DM: Each of us, at random moments in the process, confronted the grotesqueness of these things. Only one example: early in the process one of my students, a bright young woman who had done similar work with me in the past, spent a deadline weekend sitting across the table from me producing realistic, computer-generated perspectives from my drawings. At one moment, she stopped to ask about a detail, the wire screens protecting the peephole on the victims’ side of the gas-proof doors. Then the significance of it came at her full force and she left the room to weep. When she returned twenty minutes later, composed, there was nothing to say; we both understood how this could happen with this work. I think our presence, working on the problem of remembering, was probably comfort enough for both of us.
BC: What are the ethical problems that you had to deal with in making the exhibition?
RJvP: The biggest challenge is to avoid falling into idolatry. Artists seeking to represent the Holocaust have always struggled with the interdiction of representation. The famous film maker Claude Lanzmann, who made Shoah, the epic 10-hour meditation on the death camps, once said that if he had found historical film footage of the gas chambers, he would have destroyed it. We are at the edge of what may be done: without having aimed to create a beautiful whole, I must admit that the room we have created is very beautiful, and this keeps me awake at night. My justification for the project as it has come together might convince, or not, but here it is: we have tried to create an embodiment not of a gas chamber, but of the evidence for gas chambers. By focusing on the issue of evidence, I think that we have a reply to the possible charge of idolatry, but I also realize that not everyone will accept it.

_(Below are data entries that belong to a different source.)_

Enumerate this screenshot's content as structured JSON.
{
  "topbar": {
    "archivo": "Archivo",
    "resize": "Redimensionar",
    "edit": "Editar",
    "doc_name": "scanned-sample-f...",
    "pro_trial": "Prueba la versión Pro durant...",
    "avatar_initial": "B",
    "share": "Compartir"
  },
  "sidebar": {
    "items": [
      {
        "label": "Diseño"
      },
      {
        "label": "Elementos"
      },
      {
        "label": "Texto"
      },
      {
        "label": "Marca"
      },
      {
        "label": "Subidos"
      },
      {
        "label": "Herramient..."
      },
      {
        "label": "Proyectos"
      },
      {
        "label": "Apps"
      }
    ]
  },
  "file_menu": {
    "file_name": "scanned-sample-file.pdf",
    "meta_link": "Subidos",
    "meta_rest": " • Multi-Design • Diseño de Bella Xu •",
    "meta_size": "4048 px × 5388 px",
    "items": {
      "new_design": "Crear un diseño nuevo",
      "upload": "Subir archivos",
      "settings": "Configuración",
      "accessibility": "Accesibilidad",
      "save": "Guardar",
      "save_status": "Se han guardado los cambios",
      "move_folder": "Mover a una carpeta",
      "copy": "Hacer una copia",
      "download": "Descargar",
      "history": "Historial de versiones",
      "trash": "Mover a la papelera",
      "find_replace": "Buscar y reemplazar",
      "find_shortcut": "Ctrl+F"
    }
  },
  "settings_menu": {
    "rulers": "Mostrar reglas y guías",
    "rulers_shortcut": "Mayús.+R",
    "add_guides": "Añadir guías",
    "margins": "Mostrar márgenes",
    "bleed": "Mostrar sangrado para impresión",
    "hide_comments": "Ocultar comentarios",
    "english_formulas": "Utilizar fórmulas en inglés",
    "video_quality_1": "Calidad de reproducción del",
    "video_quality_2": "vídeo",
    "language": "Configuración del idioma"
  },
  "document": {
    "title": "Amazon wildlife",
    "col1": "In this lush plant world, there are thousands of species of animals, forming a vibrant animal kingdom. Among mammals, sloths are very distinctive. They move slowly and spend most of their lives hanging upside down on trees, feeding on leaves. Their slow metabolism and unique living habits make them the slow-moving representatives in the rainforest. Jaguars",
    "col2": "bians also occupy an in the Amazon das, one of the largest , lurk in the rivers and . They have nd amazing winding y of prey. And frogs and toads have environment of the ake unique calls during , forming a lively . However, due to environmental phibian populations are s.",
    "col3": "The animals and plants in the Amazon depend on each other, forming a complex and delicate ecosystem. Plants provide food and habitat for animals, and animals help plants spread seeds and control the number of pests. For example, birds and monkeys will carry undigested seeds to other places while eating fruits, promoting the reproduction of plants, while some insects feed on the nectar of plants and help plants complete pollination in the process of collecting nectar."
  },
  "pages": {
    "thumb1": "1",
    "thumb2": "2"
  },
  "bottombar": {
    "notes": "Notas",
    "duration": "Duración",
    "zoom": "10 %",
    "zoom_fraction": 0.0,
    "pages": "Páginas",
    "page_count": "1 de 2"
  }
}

BC: There is a devastating irony in the overall project. In your evidence you are constructing a presence for an event which is defined primarily through absence. There are six million missing and missed humans. So your tracing through The Evidence Room becomes critical?
RJvP: Of the six million who were murdered, who are missing in your words, three million were murdered in gas chambers and of those, one million were murdered in the Auschwitz gas chambers, the evidence of which we seek to present. These people were herded into those rooms naked, in a condition of bare life so to speak, and then their lives were taken away in the most horrific of circumstances, as they were all pressed together, ten naked persons per square meter, old people, young people, men, women, children, babies. As the lights go out, and the Zyklon is introduced into the room, there is this panic, and while many die as a result of the cyanide, others are killed in the stampede that cannot go anywhere but into flesh and bones because of the crowded condition. So there is absence generated by the loss, and the overwhelming physicality of the catastrophe as it unfolded within the gas chambers. I hope that the physicality and, at the same time, the fragility of our exhibits in the relatively tight conditions of the room, might evoke some of the horror that cannot be really named nor represented.
BC: What effect do you hope the The Evidence Room will have on people?
RJvP: Our colleague Anne Bordeleau put it very well in her contribution to the book on The Evidence Room: “The room asks for a pause, questioning our relation to time and history as much as it questions the crowds rushing to see what is on at the Biennale this year. It offers a significant gap in time that for a split second might disrupt our obsession with the now and the future. It does not explain, nor elucidate. It merely poses a question that comes to its fullest answer when one effectively experiences the casts in their mute, fragile, ghostly, and yet indubitable presence.